[Task objective]:
Output every line below without omitting or altering anything.

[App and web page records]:
__________

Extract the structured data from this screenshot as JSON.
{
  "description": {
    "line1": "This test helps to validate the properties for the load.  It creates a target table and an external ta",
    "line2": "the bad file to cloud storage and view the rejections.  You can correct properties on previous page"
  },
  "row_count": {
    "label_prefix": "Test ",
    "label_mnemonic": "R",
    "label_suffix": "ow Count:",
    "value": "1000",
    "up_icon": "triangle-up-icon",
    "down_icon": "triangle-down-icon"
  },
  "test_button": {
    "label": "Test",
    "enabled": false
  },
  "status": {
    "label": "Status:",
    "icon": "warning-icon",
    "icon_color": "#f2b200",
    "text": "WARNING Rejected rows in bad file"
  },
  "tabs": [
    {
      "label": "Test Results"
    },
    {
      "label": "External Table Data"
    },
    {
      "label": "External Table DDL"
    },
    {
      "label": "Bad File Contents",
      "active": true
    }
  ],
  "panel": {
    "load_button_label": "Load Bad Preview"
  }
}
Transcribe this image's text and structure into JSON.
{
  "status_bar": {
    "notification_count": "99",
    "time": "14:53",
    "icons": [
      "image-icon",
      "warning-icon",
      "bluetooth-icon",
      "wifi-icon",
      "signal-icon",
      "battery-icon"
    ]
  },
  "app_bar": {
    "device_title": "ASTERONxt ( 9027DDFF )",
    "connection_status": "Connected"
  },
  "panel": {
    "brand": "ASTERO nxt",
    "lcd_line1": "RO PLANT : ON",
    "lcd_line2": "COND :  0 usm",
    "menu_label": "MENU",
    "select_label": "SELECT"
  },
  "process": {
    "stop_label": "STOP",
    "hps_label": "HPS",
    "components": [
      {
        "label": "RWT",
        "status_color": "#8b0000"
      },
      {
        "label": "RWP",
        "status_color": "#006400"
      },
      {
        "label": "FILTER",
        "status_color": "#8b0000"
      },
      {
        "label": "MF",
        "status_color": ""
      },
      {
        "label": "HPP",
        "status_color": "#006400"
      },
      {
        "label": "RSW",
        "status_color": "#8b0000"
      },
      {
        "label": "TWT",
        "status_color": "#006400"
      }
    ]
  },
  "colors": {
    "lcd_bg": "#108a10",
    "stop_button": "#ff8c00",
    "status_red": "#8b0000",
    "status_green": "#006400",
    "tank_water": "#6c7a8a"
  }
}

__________

[Written solution]:
Extract the structured data from this screenshot as JSON.
{
  "description": {
    "line1": "This test helps to validate the properties for the load.  It creates a target table and an external ta",
    "line2": "the bad file to cloud storage and view the rejections.  You can correct properties on previous page"
  },
  "row_count": {
    "label_prefix": "Test ",
    "label_mnemonic": "R",
    "label_suffix": "ow Count:",
    "value": "1000",
    "up_icon": "triangle-up-icon",
    "down_icon": "triangle-down-icon"
  },
  "test_button": {
    "label": "Test",
    "enabled": false
  },
  "status": {
    "label": "Status:",
    "icon": "warning-icon",
    "icon_color": "#f2b200",
    "text": "WARNING Rejected rows in bad file"
  },
  "tabs": [
    {
      "label": "Test Results"
    },
    {
      "label": "External Table Data"
    },
    {
      "label": "External Table DDL"
    },
    {
      "label": "Bad File Contents",
      "active": true
    }
  ],
  "panel": {
    "load_button_label": "Load Bad Preview"
  }
}
Transcribe this image's text and structure into JSON.
{
  "status_bar": {
    "notification_count": "99",
    "time": "14:53",
    "icons": [
      "image-icon",
      "warning-icon",
      "bluetooth-icon",
      "wifi-icon",
      "signal-icon",
      "battery-icon"
    ]
  },
  "app_bar": {
    "device_title": "ASTERONxt ( 9027DDFF )",
    "connection_status": "Connected"
  },
  "panel": {
    "brand": "ASTERO nxt",
    "lcd_line1": "RO PLANT : ON",
    "lcd_line2": "COND :  0 usm",
    "menu_label": "MENU",
    "select_label": "SELECT"
  },
  "process": {
    "stop_label": "STOP",
    "hps_label": "HPS",
    "components": [
      {
        "label": "RWT",
        "status_color": "#8b0000"
      },
      {
        "label": "RWP",
        "status_color": "#006400"
      },
      {
        "label": "FILTER",
        "status_color": "#8b0000"
      },
      {
        "label": "MF",
        "status_color": ""
      },
      {
        "label": "HPP",
        "status_color": "#006400"
      },
      {
        "label": "RSW",
        "status_color": "#8b0000"
      },
      {
        "label": "TWT",
        "status_color": "#006400"
      }
    ]
  },
  "colors": {
    "lcd_bg": "#108a10",
    "stop_button": "#ff8c00",
    "status_red": "#8b0000",
    "status_green": "#006400",
    "tank_water": "#6c7a8a"
  }
}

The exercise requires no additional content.